  66. Becomes one of those wonderfully weird adventure stories beloved of children who don't mind getting a good old-fashioned case of the heebie-jeebies. It's kind of a blast for adults too.
  67. Filmed only with direct light and sound, Bush's stunning camerawork adroitly captures the majestic landscapes and icons of Buddhism: its murals and artworks, monks and nuns.
  68. If Sayles had maneuvered these stories and performances into even a shade more sentimentality or gravitas, the weight would have collapsed them like a house of cards. As it is, they breathe easily, delicately into each other.
  69. Even the “good” Holocaust stories are chased by heartbreak, as we learn from this straight-ahead documentary.
  70. Just around the halfway point, something unexpected happens -- the movie actually gets good. You can chalk that up to the delightful Alan Rickman.
  71. Mystery Men gives proof that satire isn't dead.
  72. A labor of love hobbled by a stubborn desire to eke its delicate love story out of a premise that all but sits up and begs to be treated as a political thriller.
  73. Leconte, as always, means to explore the gray areas between sexual espionage and love, and there remains something powerful about the fantasy of being listened to, without judgment.
  74. Christine Lahti, making her directorial debut, wrings good laughs and strong emotion throughout, largely through the performances.
  75. Visibly uninspired, Pacino gives a perfunctory performance -- though surely he must have looked over at Farrell and been reminded of himself 30 years ago, all jacked-up and beautiful, like a stallion at the gate.
  76. When movie clichés are presented with rigor and feeling, they can pack a fresh punch.
  77. The list of ills is endless, well-researched, and cross-referenced repeatedly for emphasis. That makes the film a bit of a slog at times, but the fury and grief of the folks interviewed propel it forward.
  78. The film is a triumph of casting: In a role that is often about the sheer steamrolling force of his character’s personality, Abishek Bachchan’s attention to detail makes Guru accessible rather than intimidating, admirable but also plausible.

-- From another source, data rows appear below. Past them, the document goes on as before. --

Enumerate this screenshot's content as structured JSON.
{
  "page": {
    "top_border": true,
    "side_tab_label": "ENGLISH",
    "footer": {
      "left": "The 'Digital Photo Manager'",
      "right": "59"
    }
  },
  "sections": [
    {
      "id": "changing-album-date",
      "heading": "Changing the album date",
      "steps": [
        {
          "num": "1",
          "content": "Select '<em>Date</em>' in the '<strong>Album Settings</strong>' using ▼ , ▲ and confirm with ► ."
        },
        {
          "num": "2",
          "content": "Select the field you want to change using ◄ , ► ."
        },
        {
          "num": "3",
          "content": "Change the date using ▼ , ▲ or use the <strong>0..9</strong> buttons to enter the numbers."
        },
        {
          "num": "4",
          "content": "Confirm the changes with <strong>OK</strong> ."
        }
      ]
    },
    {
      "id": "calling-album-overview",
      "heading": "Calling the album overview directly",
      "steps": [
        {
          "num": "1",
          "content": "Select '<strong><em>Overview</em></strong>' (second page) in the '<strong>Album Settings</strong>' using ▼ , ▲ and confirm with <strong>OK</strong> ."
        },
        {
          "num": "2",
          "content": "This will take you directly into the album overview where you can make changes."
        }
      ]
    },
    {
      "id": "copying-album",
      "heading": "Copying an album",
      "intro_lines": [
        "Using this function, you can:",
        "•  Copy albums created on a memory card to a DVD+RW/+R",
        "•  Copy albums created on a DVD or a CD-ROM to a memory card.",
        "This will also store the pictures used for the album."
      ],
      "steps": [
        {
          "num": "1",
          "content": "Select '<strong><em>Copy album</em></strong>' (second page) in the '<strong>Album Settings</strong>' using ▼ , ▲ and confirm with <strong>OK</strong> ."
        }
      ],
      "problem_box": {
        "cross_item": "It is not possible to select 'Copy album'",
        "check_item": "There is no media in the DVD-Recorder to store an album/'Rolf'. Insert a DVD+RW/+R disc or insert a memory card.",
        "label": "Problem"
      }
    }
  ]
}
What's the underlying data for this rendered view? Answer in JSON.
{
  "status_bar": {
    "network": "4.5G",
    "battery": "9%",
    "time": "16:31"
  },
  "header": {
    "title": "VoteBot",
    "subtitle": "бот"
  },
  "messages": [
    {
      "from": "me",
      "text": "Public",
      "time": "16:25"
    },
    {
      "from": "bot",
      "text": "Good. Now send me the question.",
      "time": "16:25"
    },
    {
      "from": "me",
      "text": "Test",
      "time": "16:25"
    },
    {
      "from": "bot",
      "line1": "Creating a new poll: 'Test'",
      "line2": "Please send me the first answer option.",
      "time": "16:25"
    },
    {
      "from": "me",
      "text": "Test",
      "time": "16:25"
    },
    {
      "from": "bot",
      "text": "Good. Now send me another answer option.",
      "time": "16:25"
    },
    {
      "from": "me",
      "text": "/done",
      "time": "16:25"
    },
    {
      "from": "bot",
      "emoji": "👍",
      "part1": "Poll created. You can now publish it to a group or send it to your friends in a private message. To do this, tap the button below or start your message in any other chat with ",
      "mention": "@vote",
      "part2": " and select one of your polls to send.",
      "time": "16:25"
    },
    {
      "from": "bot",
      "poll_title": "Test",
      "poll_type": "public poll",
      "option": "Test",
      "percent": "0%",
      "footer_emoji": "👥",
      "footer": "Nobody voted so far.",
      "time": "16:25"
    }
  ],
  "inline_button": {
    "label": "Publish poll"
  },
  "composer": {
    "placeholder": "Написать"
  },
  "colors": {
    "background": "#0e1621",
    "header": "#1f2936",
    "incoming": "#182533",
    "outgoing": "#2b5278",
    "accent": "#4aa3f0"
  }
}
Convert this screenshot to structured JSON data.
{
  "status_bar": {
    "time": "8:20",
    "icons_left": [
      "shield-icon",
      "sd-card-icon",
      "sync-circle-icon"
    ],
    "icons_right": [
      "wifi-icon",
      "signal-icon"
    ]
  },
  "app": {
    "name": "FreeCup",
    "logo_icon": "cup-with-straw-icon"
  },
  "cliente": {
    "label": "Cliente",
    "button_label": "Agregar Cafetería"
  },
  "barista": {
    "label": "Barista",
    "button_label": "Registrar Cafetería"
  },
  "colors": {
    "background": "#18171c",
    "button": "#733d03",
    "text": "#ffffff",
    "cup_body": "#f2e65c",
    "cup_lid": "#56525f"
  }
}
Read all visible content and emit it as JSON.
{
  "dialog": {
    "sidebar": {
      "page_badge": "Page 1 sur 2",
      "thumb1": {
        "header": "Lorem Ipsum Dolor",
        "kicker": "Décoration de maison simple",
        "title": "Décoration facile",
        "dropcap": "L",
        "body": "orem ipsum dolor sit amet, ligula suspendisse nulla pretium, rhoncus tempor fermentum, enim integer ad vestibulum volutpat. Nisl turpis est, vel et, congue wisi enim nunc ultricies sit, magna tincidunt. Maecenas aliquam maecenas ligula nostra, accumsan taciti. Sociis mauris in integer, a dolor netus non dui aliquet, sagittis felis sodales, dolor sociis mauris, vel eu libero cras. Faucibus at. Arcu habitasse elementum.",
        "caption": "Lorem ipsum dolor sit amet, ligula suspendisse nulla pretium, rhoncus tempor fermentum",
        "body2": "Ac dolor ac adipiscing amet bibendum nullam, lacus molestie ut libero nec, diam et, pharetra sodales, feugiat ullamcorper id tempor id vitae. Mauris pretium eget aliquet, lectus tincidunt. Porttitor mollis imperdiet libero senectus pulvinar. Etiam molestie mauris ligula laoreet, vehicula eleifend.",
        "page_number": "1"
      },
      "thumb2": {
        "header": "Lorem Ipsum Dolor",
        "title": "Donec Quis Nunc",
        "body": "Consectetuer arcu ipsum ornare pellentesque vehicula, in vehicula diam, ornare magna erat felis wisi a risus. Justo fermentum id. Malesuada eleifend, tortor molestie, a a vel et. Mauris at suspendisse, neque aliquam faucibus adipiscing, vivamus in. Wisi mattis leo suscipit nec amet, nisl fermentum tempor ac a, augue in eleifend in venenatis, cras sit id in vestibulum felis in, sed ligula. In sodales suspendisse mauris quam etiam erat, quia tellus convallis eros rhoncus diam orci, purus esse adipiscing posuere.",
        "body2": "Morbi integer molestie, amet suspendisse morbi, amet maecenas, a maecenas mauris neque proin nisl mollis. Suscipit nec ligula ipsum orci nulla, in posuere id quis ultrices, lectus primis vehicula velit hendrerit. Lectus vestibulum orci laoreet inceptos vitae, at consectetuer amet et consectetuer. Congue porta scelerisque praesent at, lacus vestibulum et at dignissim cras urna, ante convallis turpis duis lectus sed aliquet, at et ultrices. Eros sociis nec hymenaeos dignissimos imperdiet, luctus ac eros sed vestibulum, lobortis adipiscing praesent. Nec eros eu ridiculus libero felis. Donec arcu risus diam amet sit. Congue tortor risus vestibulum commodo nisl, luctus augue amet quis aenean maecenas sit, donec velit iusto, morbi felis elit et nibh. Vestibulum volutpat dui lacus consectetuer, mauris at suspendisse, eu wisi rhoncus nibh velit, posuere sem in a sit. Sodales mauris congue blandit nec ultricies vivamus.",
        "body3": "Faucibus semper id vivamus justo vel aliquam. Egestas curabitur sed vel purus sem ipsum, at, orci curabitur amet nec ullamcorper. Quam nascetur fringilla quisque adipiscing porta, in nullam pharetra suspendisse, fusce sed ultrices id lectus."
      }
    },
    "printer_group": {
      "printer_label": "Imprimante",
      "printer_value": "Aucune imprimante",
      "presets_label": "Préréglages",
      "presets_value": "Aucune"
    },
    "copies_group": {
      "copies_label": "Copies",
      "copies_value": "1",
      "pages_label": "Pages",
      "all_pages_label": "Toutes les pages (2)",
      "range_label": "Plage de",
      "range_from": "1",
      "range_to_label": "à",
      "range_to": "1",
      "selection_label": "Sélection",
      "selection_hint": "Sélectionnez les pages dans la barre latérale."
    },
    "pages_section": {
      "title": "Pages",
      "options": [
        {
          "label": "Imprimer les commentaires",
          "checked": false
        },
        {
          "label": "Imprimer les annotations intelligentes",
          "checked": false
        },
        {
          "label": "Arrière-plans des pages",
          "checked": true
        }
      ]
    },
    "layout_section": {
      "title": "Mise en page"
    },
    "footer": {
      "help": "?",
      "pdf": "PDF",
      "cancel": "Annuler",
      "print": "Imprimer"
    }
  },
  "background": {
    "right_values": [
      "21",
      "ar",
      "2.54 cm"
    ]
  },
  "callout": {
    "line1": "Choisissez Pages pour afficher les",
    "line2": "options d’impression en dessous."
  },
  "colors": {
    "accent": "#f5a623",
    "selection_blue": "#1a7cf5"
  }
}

  79. Waters directing, from a perky script by Heather Hach and Leslie Dixon, is bouncy and assured enough to give a cheeky lilt to what otherwise might have been an earnest PSA for intergenerational peace, love and understanding.
  80. Where Lehane's novel seethes with emotionally charged subtext, Eastwood's workmanlike direction feels static -- fatally tasteful, embalmed in gravitas -- while his sporadic efforts at dramatic heightening come off as vulgar cliché.
  81. Storaro's gorgeous cinematography imbues every frame with an enthralling subjectivity.
  82. Go for the dazzling, if repetitive, human stunt work. Endure the appallingly simplistic politics.
  83. Engrossing.
  84. A capable, if modest, charmer.
    • 72 Metascore
    • 70 Critic Score
    Delicious fun, indeed, but it doesn't really require a large screen. Please send me a copy of the DVD.
  85. There's never been a movie director like Catherine Breillat, a fearless visionary and one hell of a woman.
  86. Late Marriage, though hardly dispassionate, assiduously avoids passing judgment on any of its characters, all of whom are desperately trying to bend the world into conformity with their own narratives and superstitions.
  87. Watching this well-behaved adaptation of one of Greene's most personal novels, you can't help but wish that the novelist had been around to write his own script.
    • 70 Metascore
    • 70 Critic Score
    It's a laudably complicated, if emotional and a little comic-book goofy, story of how a confluence of forces - industry skepticism, trained-seal lobbyists and, last but not least, consumer reluctance - undermined the future of a quiet little bean of mobile metal that the anointed few who could afford to lease it passionately adored.

Top Trailers